The use of advanced and networked technologies on the battlefield is increasing. Future warfighting will more than likely centre on human-machine teams – physically and virtually. The Australian Army’s Robotic and Autonomous Systems (RAS) Strategy aspires to leverage emerging technology such as artificial intelligence (AI), autonomy, and robotics to gain operational advantage.
The Department of Defence via the Australian Army and the Defence Innovation Hub (DIH) seeks innovation submissions that will assist counter robotic and autonomous systems (C-RAS) capabilities for the Land Force. Just as Army is growing its own inventory of RAS capabilities, in parallel, it has a need to counter RAS threats as highlighted through recent conflict.
Army requires a layered system of systems that can detect, identify, target, and counter individual, multiple, and swarms of RAS threats, simultaneously, across the air, ground, and littoral environments.
This Approach to Market (ATM) provides notice of the multi-stage criteria.
– Stage 1 Call for Submission (CFS) criteria: Suitability, Feasibility, Timeliness, Innovation.
– Stage 2 Request for Proposal (RFP) criteria: Suitability, Feasibility, Timeliness, Innovation, Contribution to Australia’s Defence Industry Capability, Cost, Organisational Capability, and Capacity.
This procurement focuses on addressing Army’s C-RAS needs and seeks a minimum of Technology Readiness Level (TRL) 3 systems. Defence is seeking submissions that will include a technology demonstration of at least TRL 5 for Australian Army user evaluation within 12-18 months of contract commencement.
For context, industry could consider Army’s RAS Strategy that outlines the need to use un-crewed and autonomous platforms for mission scenarios, and then figure out how best to counter it. Defence encourages participants to maximise the use of passive means to detect and identify.
RAS covers a wide range of interconnected technologies, including uncrewed systems, AI, self-learning machines, and systems more able to make sense of their environment. The RAS Strategy should ensure Army can generate and maintain a combat advantage. The first iteration of the Strategy in 2018 led to rapid acceleration in knowledge and demand for RAS across Army.

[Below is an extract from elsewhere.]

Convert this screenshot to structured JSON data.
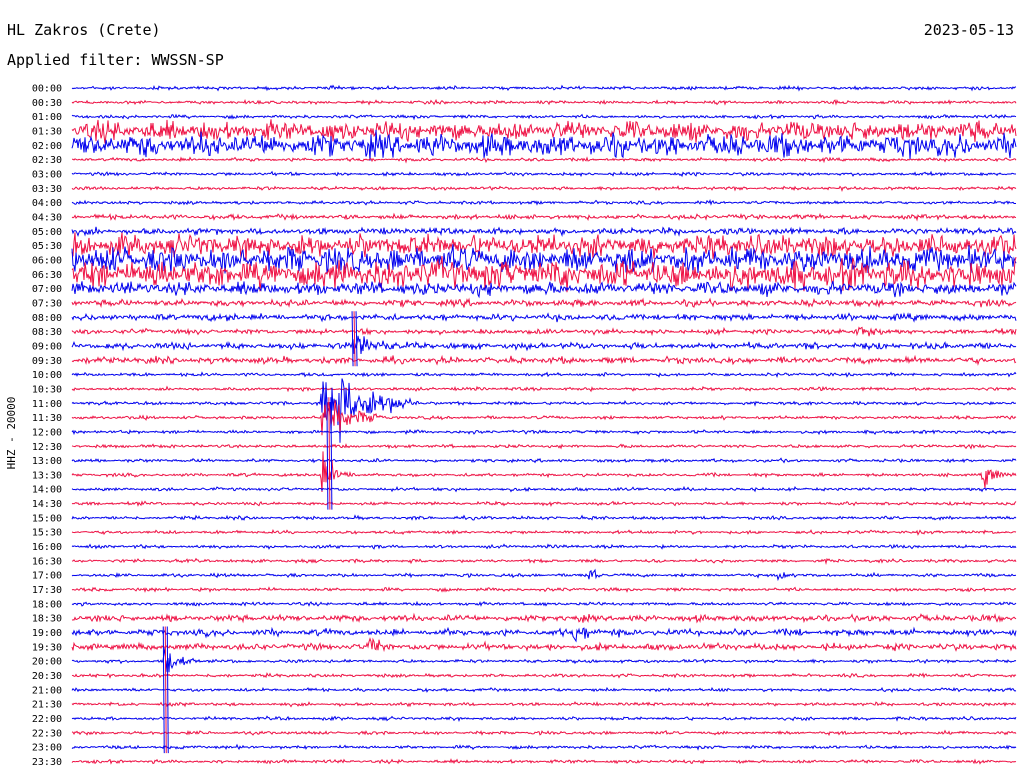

The increased use of RAS capabilities will continue to evolve the way Army trains and fights – enabling increased tempo, decision-making, and reducing risk. In turn, this will afford commanders new opportunities in achieving competitive advantage in some of the most dangerous tasks in the future operating environment. RAS technologies also provide significant opportunities to improve the way in which we learn, adapt and train. Optimising the use of RAS capabilities enables Defence to determine the best ways to team with machines and systems.

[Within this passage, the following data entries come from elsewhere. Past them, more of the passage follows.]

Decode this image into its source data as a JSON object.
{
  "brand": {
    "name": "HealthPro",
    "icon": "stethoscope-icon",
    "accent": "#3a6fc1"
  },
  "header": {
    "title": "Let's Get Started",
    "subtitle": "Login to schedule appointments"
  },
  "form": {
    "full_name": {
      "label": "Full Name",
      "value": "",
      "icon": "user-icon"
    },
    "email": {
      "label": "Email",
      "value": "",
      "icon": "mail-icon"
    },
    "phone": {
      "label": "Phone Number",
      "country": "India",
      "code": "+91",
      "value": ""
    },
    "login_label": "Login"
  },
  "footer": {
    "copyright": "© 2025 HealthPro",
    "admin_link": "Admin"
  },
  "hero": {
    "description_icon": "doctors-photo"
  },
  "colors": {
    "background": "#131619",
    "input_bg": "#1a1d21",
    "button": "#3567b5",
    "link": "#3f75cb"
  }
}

The timeframe for delivery is within 12-18 months of contract commencement. Exemplary documents and tips for submissions are on the DIH Website: https://innovationhub.defence.gov.au/call-for-submissions/.
The closing date for responses is 2pm ACT local time on 18 April 202